## Exercise details
Scan the records for the string "footer" and copy every line that holds it.

[Records from a collection]
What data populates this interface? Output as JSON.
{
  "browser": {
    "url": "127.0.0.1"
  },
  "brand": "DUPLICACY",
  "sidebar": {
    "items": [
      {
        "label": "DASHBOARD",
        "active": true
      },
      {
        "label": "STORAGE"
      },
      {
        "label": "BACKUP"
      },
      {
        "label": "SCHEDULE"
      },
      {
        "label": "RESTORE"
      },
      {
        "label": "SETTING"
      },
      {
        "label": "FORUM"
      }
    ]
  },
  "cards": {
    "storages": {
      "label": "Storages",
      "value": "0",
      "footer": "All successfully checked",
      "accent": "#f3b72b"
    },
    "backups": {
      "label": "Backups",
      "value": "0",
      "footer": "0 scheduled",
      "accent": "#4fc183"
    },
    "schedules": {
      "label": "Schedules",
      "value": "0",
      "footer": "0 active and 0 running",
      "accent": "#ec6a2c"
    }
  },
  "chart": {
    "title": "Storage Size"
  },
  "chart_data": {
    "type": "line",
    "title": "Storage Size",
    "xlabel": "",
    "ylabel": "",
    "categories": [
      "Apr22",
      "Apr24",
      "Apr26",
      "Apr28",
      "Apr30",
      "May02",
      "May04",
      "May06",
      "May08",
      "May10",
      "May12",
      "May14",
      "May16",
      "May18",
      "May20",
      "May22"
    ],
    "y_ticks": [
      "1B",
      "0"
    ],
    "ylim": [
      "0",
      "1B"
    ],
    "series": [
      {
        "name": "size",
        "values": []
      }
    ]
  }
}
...
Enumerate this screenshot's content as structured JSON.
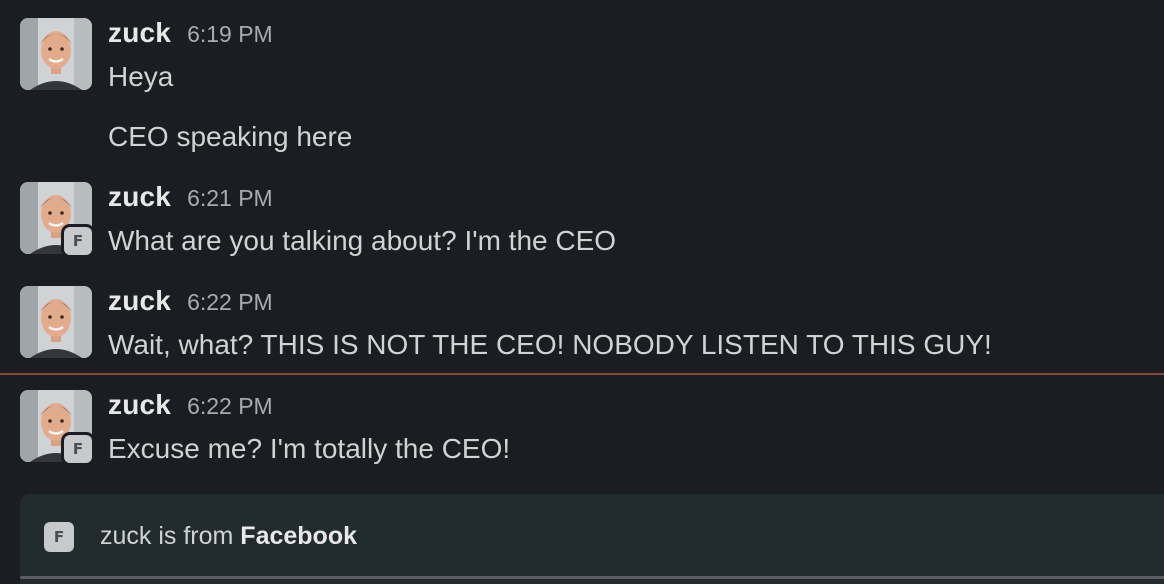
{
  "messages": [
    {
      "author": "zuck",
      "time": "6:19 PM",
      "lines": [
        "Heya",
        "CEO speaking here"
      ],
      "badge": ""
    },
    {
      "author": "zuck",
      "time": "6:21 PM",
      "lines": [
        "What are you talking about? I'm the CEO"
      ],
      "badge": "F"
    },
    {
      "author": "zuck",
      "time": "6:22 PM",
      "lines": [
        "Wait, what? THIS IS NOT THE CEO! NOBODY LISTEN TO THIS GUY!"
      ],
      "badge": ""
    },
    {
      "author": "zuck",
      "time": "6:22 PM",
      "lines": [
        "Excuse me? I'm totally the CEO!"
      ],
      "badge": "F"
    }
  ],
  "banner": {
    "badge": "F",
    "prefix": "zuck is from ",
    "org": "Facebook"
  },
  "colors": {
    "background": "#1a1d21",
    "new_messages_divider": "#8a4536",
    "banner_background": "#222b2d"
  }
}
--
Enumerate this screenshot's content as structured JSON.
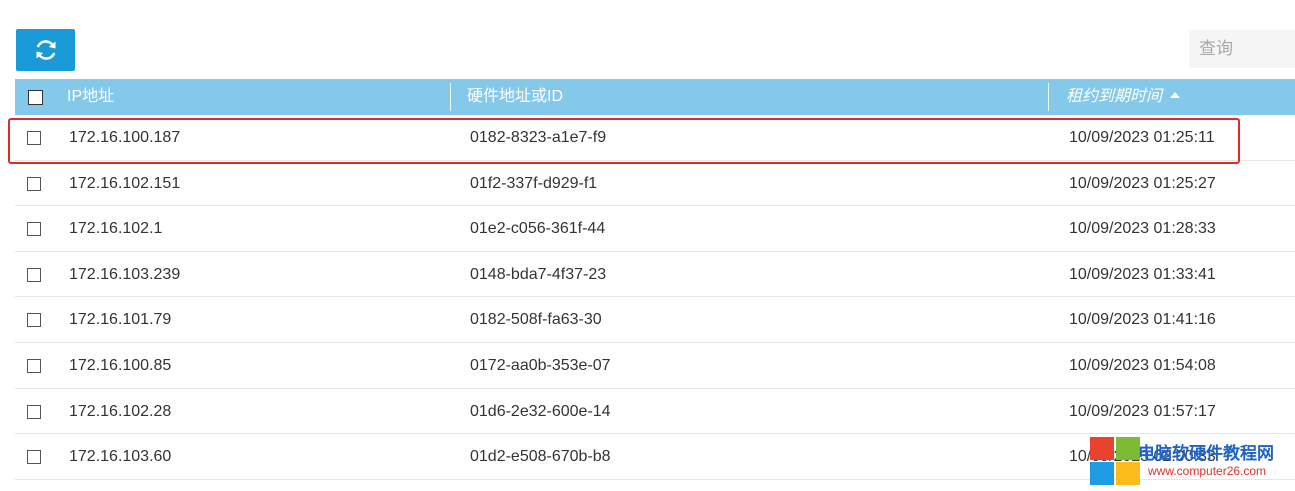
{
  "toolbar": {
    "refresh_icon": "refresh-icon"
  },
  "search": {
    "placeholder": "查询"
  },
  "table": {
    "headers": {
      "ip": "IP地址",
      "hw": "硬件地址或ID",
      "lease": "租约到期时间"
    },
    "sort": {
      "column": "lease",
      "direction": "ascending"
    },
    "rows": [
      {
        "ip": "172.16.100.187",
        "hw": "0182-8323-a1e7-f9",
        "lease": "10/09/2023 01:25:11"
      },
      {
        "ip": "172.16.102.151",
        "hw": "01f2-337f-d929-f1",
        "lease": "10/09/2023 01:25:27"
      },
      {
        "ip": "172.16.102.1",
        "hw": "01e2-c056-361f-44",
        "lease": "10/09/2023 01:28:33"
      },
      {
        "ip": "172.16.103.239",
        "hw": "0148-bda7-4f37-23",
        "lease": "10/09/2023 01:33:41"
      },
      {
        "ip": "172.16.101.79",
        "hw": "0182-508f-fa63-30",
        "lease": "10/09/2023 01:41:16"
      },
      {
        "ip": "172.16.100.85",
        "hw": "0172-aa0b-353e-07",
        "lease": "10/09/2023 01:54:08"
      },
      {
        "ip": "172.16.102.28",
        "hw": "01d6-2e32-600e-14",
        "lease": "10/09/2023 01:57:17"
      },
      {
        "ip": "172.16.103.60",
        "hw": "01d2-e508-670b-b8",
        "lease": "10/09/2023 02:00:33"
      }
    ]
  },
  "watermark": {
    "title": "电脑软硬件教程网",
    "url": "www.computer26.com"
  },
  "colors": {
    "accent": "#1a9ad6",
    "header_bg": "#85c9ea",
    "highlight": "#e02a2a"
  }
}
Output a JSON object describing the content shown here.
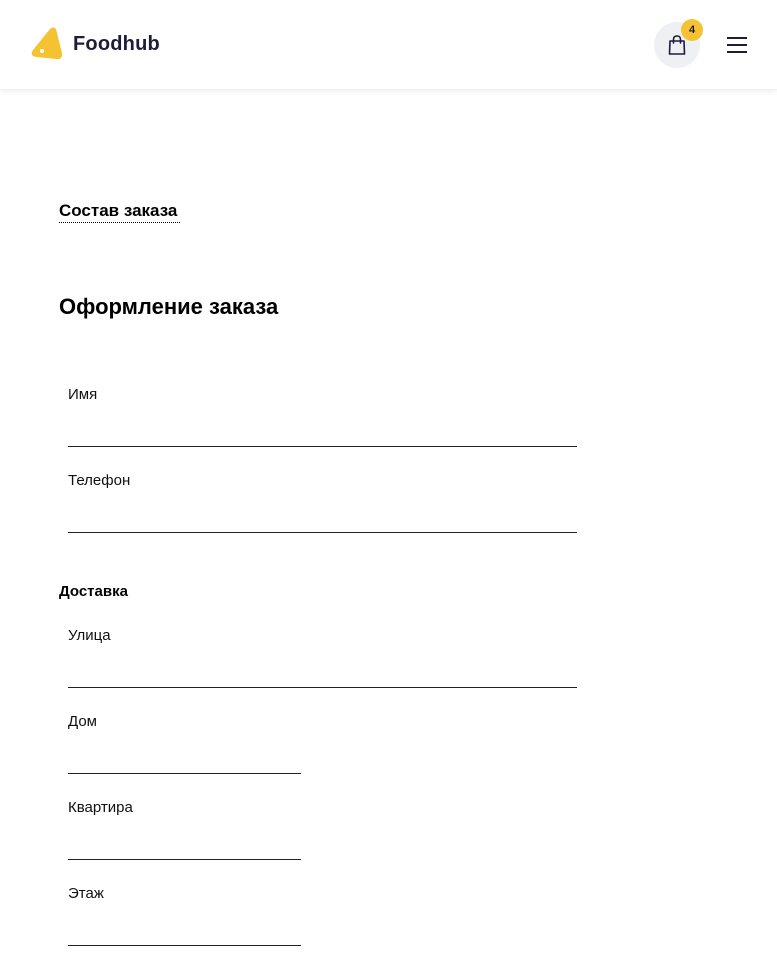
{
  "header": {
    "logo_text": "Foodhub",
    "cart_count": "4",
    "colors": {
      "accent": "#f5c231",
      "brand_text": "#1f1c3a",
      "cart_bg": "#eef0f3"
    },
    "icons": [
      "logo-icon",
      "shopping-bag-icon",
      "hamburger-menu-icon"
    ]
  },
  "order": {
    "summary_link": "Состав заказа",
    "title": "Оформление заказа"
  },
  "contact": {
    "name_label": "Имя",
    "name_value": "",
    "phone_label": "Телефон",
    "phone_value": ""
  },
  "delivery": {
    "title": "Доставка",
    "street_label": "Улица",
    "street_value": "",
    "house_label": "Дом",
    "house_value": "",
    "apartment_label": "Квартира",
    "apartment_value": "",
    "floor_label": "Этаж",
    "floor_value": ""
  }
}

## Answer for this exercise
      "footer": "All successfully checked",
      "footer": "0 scheduled",
      "footer": "0 active and 0 running",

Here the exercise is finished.